PeopleSoft staff will get bigger and better severance packages in a move the company insists is to reward people for work put in, not an attempt to stop people jumping ship in the future. The deal would likely increase the cost of any takeover by Oracle.
BDO Stoy Hayward has been appointed administrator of Paradise Computers. As revealed by El Reg last week the firm got into difficulties following a dispute with HP over trademark infringement and grey importing. In August HP issued a £2.2m High Court writ against the reseller, it has promised to take tougher action over grey imports in the UK.
United Utilities - the FTSE 100 energy and water outfit - has reacted coolly to a weekend report that it is seeking a buyer for its B2B telco Your Communications. The Sunday Telegraph reports that Ernst & Young has been hired for the sale after United Utilities ruled out floating the company.
The first half of 2004 saw a huge increase in zombie PCs. Also called bots, their average numbers monitored by security firm Symantec rose between January and June from under 2,000 to more than 30,000 per day - peaking at 75,000 on one day.

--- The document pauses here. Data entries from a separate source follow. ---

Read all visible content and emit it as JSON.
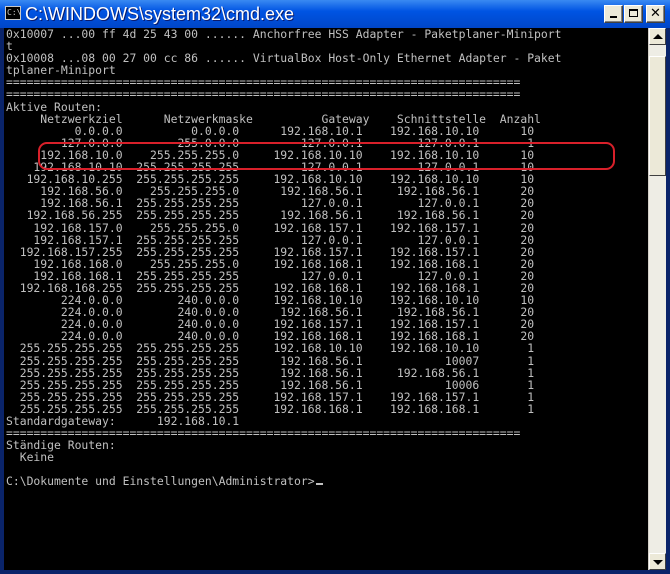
{
  "window": {
    "title": "C:\\WINDOWS\\system32\\cmd.exe",
    "icon": "cmd-icon",
    "icon_text": "C:\\"
  },
  "console": {
    "lines": [
      "0x10007 ...00 ff 4d 25 43 00 ...... Anchorfree HSS Adapter - Paketplaner-Miniport",
      "t",
      "0x10008 ...08 00 27 00 cc 86 ...... VirtualBox Host-Only Ethernet Adapter - Paket",
      "tplaner-Miniport",
      "===========================================================================",
      "===========================================================================",
      "Aktive Routen:",
      "     Netzwerkziel      Netzwerkmaske          Gateway    Schnittstelle  Anzahl",
      "          0.0.0.0          0.0.0.0      192.168.10.1    192.168.10.10      10",
      "        127.0.0.0        255.0.0.0         127.0.0.1        127.0.0.1       1",
      "     192.168.10.0    255.255.255.0     192.168.10.10    192.168.10.10      10",
      "    192.168.10.10  255.255.255.255         127.0.0.1        127.0.0.1      10",
      "   192.168.10.255  255.255.255.255     192.168.10.10    192.168.10.10      10",
      "     192.168.56.0    255.255.255.0      192.168.56.1     192.168.56.1      20",
      "     192.168.56.1  255.255.255.255         127.0.0.1        127.0.0.1      20",
      "   192.168.56.255  255.255.255.255      192.168.56.1     192.168.56.1      20",
      "    192.168.157.0    255.255.255.0     192.168.157.1    192.168.157.1      20",
      "    192.168.157.1  255.255.255.255         127.0.0.1        127.0.0.1      20",
      "  192.168.157.255  255.255.255.255     192.168.157.1    192.168.157.1      20",
      "    192.168.168.0    255.255.255.0     192.168.168.1    192.168.168.1      20",
      "    192.168.168.1  255.255.255.255         127.0.0.1        127.0.0.1      20",
      "  192.168.168.255  255.255.255.255     192.168.168.1    192.168.168.1      20",
      "        224.0.0.0        240.0.0.0     192.168.10.10    192.168.10.10      10",
      "        224.0.0.0        240.0.0.0      192.168.56.1     192.168.56.1      20",
      "        224.0.0.0        240.0.0.0     192.168.157.1    192.168.157.1      20",
      "        224.0.0.0        240.0.0.0     192.168.168.1    192.168.168.1      20",
      "  255.255.255.255  255.255.255.255     192.168.10.10    192.168.10.10       1",
      "  255.255.255.255  255.255.255.255      192.168.56.1            10007       1",
      "  255.255.255.255  255.255.255.255      192.168.56.1     192.168.56.1       1",
      "  255.255.255.255  255.255.255.255      192.168.56.1            10006       1",
      "  255.255.255.255  255.255.255.255     192.168.157.1    192.168.157.1       1",
      "  255.255.255.255  255.255.255.255     192.168.168.1    192.168.168.1       1",
      "Standardgateway:      192.168.10.1",
      "===========================================================================",
      "Ständige Routen:",
      "  Keine",
      "",
      "C:\\Dokumente und Einstellungen\\Administrator>"
    ]
  },
  "annotation": {
    "color": "#d8202a"
  },
  "colors": {
    "console_bg": "#000000",
    "console_fg": "#c0c0c0",
    "titlebar": "#0054e3"
  }
}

IBM is in talks which could resolve the case brought by 140,000 older pension holders in the US who believe they were discriminated against by changes made to the company pension scheme in the 1999.
IT buyers have little love or loyalty for the IT brands they purchase.

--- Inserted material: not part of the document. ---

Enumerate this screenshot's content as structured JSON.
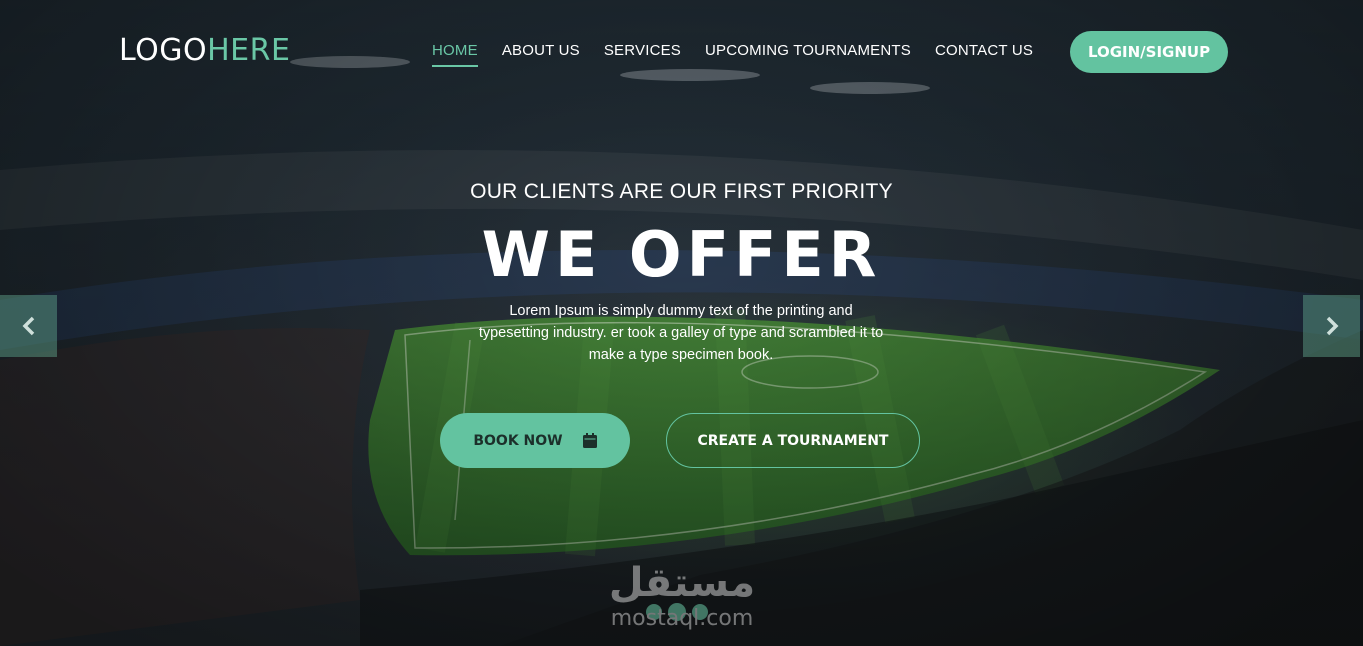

Ink giant HP has spent $1.3bn on buying its own shares. The accelerated share repurchase scheme was carried out through Merrill Lynch - in effect HP buys the shares now and the investment bank buys them from the open market over the next few months.

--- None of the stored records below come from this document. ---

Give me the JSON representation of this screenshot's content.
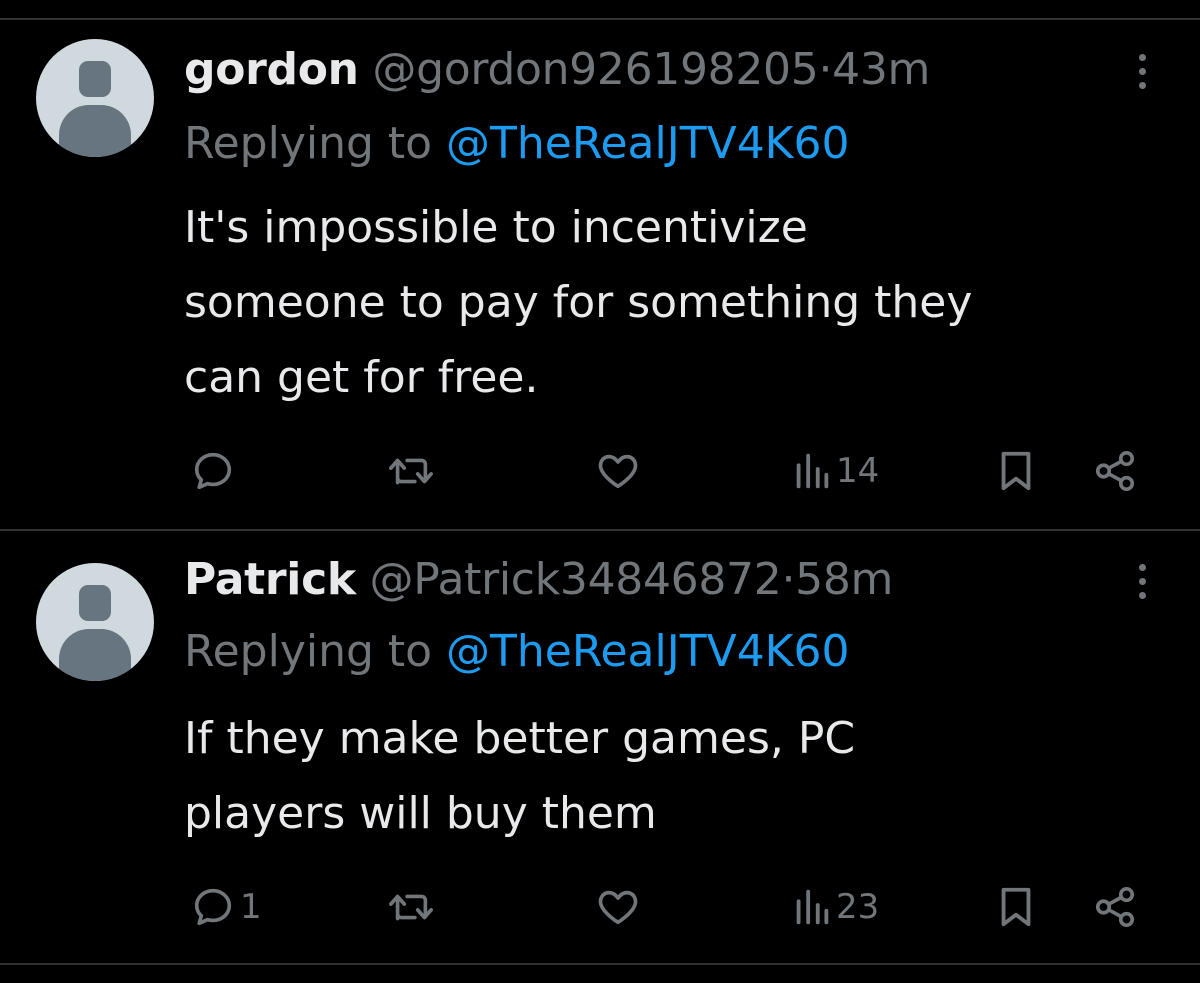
{
  "tweets": [
    {
      "display_name": "gordon",
      "handle": "@gordon926198205",
      "separator": "·",
      "time": "43m",
      "replying_prefix": "Replying to ",
      "replying_to": "@TheRealJTV4K60",
      "text_lines": [
        "It's impossible to incentivize",
        "someone to pay for something they",
        "can get for free."
      ],
      "actions": {
        "reply_icon": "reply-icon",
        "reply_count": "",
        "retweet_icon": "retweet-icon",
        "like_icon": "heart-icon",
        "views_icon": "views-icon",
        "views_count": "14",
        "bookmark_icon": "bookmark-icon",
        "share_icon": "share-icon"
      }
    },
    {
      "display_name": "Patrick",
      "handle": "@Patrick34846872",
      "separator": "·",
      "time": "58m",
      "replying_prefix": "Replying to ",
      "replying_to": "@TheRealJTV4K60",
      "text_lines": [
        "If they make better games, PC",
        "players will buy them"
      ],
      "actions": {
        "reply_icon": "reply-icon",
        "reply_count": "1",
        "retweet_icon": "retweet-icon",
        "like_icon": "heart-icon",
        "views_icon": "views-icon",
        "views_count": "23",
        "bookmark_icon": "bookmark-icon",
        "share_icon": "share-icon"
      }
    }
  ],
  "colors": {
    "background": "#000000",
    "primary_text": "#e7e9ea",
    "secondary_text": "#71767b",
    "link": "#1d9bf0",
    "divider": "#2f3336",
    "avatar_bg": "#cfd9de",
    "avatar_fg": "#66757f"
  }
}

After Beagle II went missing on Mars, the European Space Agency could be forgiven for scaling down its ambitions. But, no. For its next trick, the ESA is sending a bucket of water into orbit in the beautifully named Sloshsat-FLEVO mission. (FLEVO stands for Facility for Liquid Experimentation and Verification in Orbit.)
The battle-hardened hacks at El Reg need little encouragement to partake of a foaming pint of ale, so it was with much cheering that we recently reported on Kent brewer Shepherd Neame's decision to kit out some of its hostelries with Wi-Fi hotspots.
Sven Jaschan, self-confessed creator of the destructive NetSky and Sasser worms, has been hired by German security company Securepoint. He's been offered work as a trainee software developer working on security products, such as firewalls, even though he may go to prison for creating one of the most destructive computer viruses to date. Jaschan was charged this month with computer sabotage. No trial date has been set.
Storage DecisionsMicrosoft's storage ambitions are expanding with the vendor today announcing plans to release new data backup software.
Not satisfied with its prominent position on servers and workstations, VMware has charged the desktop with a new software package that creates "containers" of applications that can be centrally managed by an administrator.